  5. "Got What It Takes"- 3:00 (Jeannie Ortega)
  6. "Pass the Courvoisier, Part II"- 4:11 (Busta Rhymes featuring P. Diddy and Pharrell Williams)
  7. "Exgirlfriend"- 4:02 (Nivea)
  8. "How Far Will You Go"- 3:45 (Ginuwine)
  9. "Comes to Light (Everything)"- 4:48 (Jill Scott)
  10. "Always"- 4:21 (Melissa Schuman)
  11. "Baby Girl"- 4:06 (Joe Budden)
  12. "I Wanna Kiss You"- 4:30 (Nicole Wray)
  13. "We Rise"- 4:04 (Rama Duke)
  14. "Hate 2 Luv U"- 3:29 (3LW)
  15. "She Is"- 3:33 (Hous'ton)
  16. "Spit da Flow"- 3:32 (Cash Take & B. Griffin)

Box office[edit]
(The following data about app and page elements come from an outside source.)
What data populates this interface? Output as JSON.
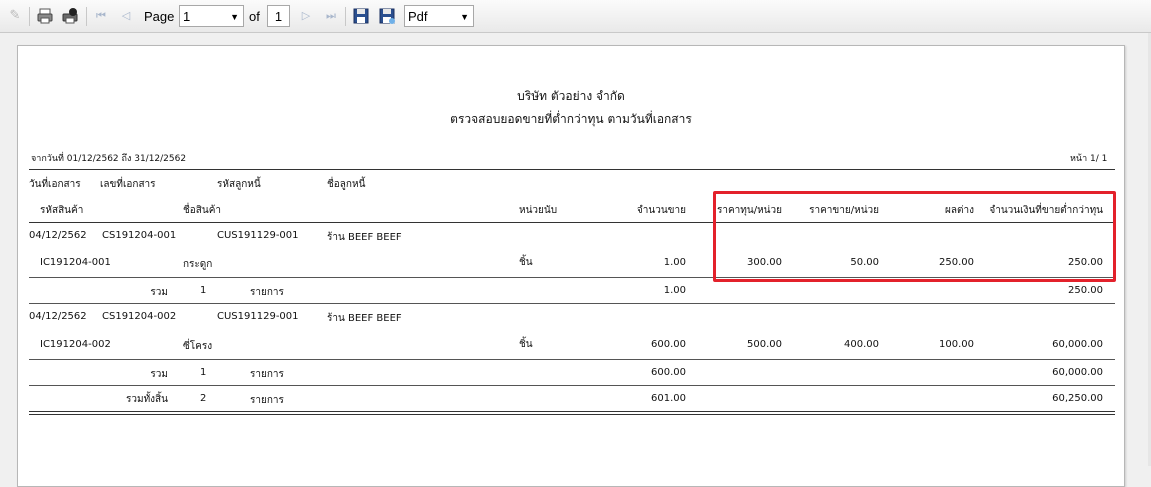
{
  "toolbar": {
    "page_label": "Page",
    "page_value": "1",
    "of_label": "of",
    "total_pages": "1",
    "export_format": "Pdf"
  },
  "report": {
    "company": "บริษัท ตัวอย่าง จำกัด",
    "title": "ตรวจสอบยอดขายที่ต่ำกว่าทุน ตามวันที่เอกสาร",
    "date_range": "จากวันที่ 01/12/2562 ถึง 31/12/2562",
    "page_info": "หน้า 1/ 1",
    "headers1": {
      "doc_date": "วันที่เอกสาร",
      "doc_no": "เลขที่เอกสาร",
      "customer_code": "รหัสลูกหนี้",
      "customer_name": "ชื่อลูกหนี้"
    },
    "headers2": {
      "product_code": "รหัสสินค้า",
      "product_name": "ชื่อสินค้า",
      "unit": "หน่วยนับ",
      "qty": "จำนวนขาย",
      "cost_per_unit": "ราคาทุน/หน่วย",
      "price_per_unit": "ราคาขาย/หน่วย",
      "difference": "ผลต่าง",
      "amount_below_cost": "จำนวนเงินที่ขายต่ำกว่าทุน"
    },
    "docs": [
      {
        "date": "04/12/2562",
        "doc_no": "CS191204-001",
        "customer_code": "CUS191129-001",
        "customer_name": "ร้าน BEEF BEEF",
        "item": {
          "code": "IC191204-001",
          "name": "กระดูก",
          "unit": "ชิ้น",
          "qty": "1.00",
          "cost": "300.00",
          "price": "50.00",
          "diff": "250.00",
          "amount": "250.00"
        },
        "subtotal": {
          "label": "รวม",
          "count": "1",
          "count_unit": "รายการ",
          "qty": "1.00",
          "amount": "250.00"
        }
      },
      {
        "date": "04/12/2562",
        "doc_no": "CS191204-002",
        "customer_code": "CUS191129-001",
        "customer_name": "ร้าน BEEF BEEF",
        "item": {
          "code": "IC191204-002",
          "name": "ซี่โครง",
          "unit": "ชิ้น",
          "qty": "600.00",
          "cost": "500.00",
          "price": "400.00",
          "diff": "100.00",
          "amount": "60,000.00"
        },
        "subtotal": {
          "label": "รวม",
          "count": "1",
          "count_unit": "รายการ",
          "qty": "600.00",
          "amount": "60,000.00"
        }
      }
    ],
    "grand_total": {
      "label": "รวมทั้งสิ้น",
      "count": "2",
      "count_unit": "รายการ",
      "qty": "601.00",
      "amount": "60,250.00"
    }
  },
  "colors": {
    "highlight": "#e3212b"
  }
}
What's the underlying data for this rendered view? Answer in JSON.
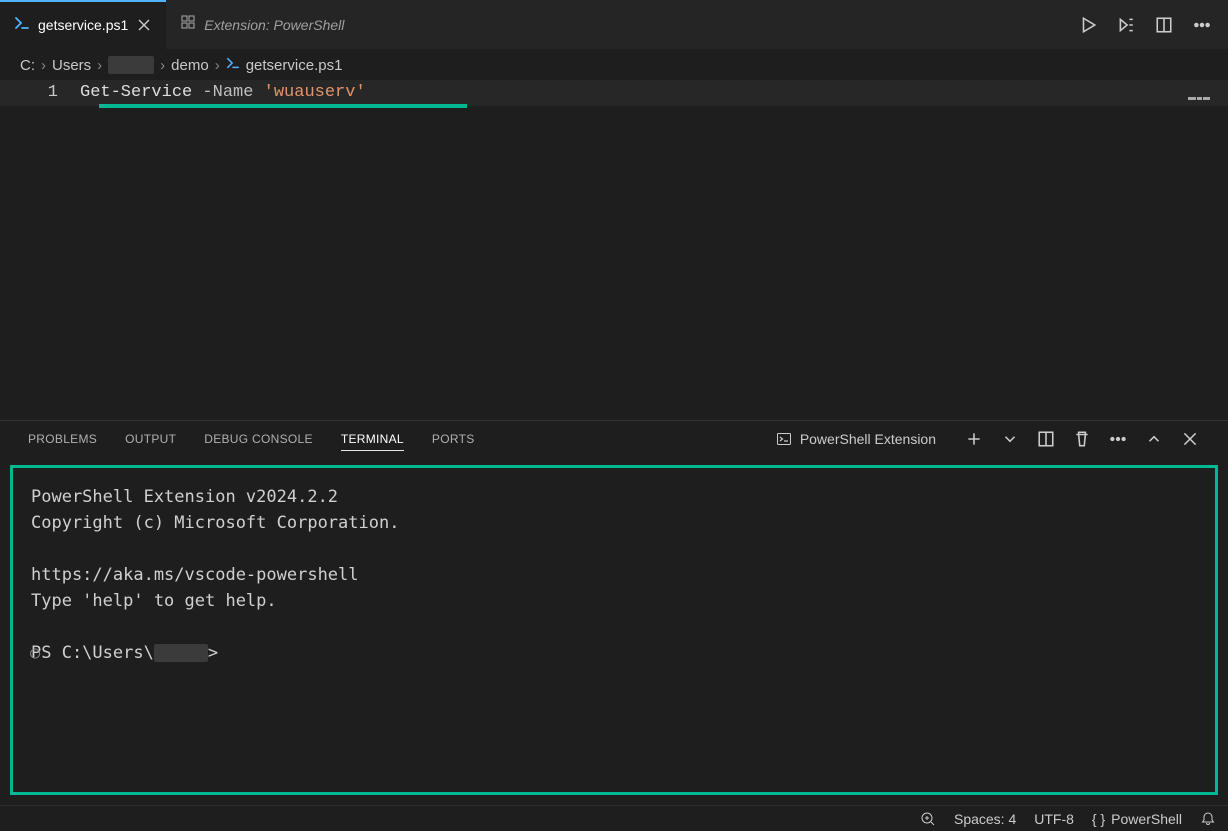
{
  "tabs": {
    "active": {
      "label": "getservice.ps1",
      "icon": "powershell-icon"
    },
    "inactive": {
      "label": "Extension: PowerShell",
      "icon": "extensions-icon"
    }
  },
  "breadcrumb": {
    "seg1": "C:",
    "seg2": "Users",
    "seg3": "demo",
    "seg4": "getservice.ps1"
  },
  "editor": {
    "line_number": "1",
    "tokens": {
      "cmd": "Get-Service",
      "param": "-Name",
      "str": "'wuauserv'"
    }
  },
  "panel_tabs": {
    "problems": "PROBLEMS",
    "output": "OUTPUT",
    "debug": "DEBUG CONSOLE",
    "terminal": "TERMINAL",
    "ports": "PORTS"
  },
  "terminal": {
    "selector": "PowerShell Extension",
    "banner1": "PowerShell Extension v2024.2.2",
    "banner2": "Copyright (c) Microsoft Corporation.",
    "link": "https://aka.ms/vscode-powershell",
    "help": "Type 'help' to get help.",
    "prompt_pre": "PS C:\\Users\\",
    "prompt_post": ">"
  },
  "status": {
    "spaces": "Spaces: 4",
    "encoding": "UTF-8",
    "language": "PowerShell"
  }
}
The film opened at #4 at the U.S. Box office raking in $6,315,311 USD in its first opening weekend behind Stuck on You, The Last Samurai, and Something's Gotta Give.[1]

Critical response[edit]

The film has received mostly negative reviews, with a 13% on Rotten Tomatoes and the consensus being, "A stale, unnecessary remake of Can't Buy Me Love."[3]

Roger Ebert, film critic of the Chicago Sun-Times, gave the film a positive three-star rating after giving the original, Can't Buy Me Love, only half a star.[4] Ebert describes the remake as a wiser and less cynical than the original and suggests that it might have some insight into the insecurities of high school.[5]

Awards and nominations[edit]

2004 BET Comedy Awards
  • Outstanding Directing for a Box Office Movie — Troy Beyer (nominated)
2004 Teen Choice Awards
  • Choice Breakout Movie Star, Female — Christina Milian (nominated)
  • Choice Movie, Date Movie (nominated)
  • Choice Movie Chemistry — Christina Milian, Nick Cannon (nominated)
  • Choice Movie Liar — Nick Cannon (nominated)
  • Choice Movie Liplock — Christina Milian, Nick Cannon (nominated)


  1. ^ a b "Love Don't Cost a Thing (2003) - Box Office Mojo".
  2. ^ "Love Don't Cost a Thing - Original Soundtrack". Allmusic.
  3. ^ "Love Don't Cost a Thing".
  4. ^ Roger Ebert (August 14, 1987). "Can't Buy Me Love". Chicago Sun-Times. Retrieved 2016-09-16.
  5. ^ Ebert, Roger. "Love Don't Cost a Thing Movie Review (2003) - Roger Ebert".

External links[edit]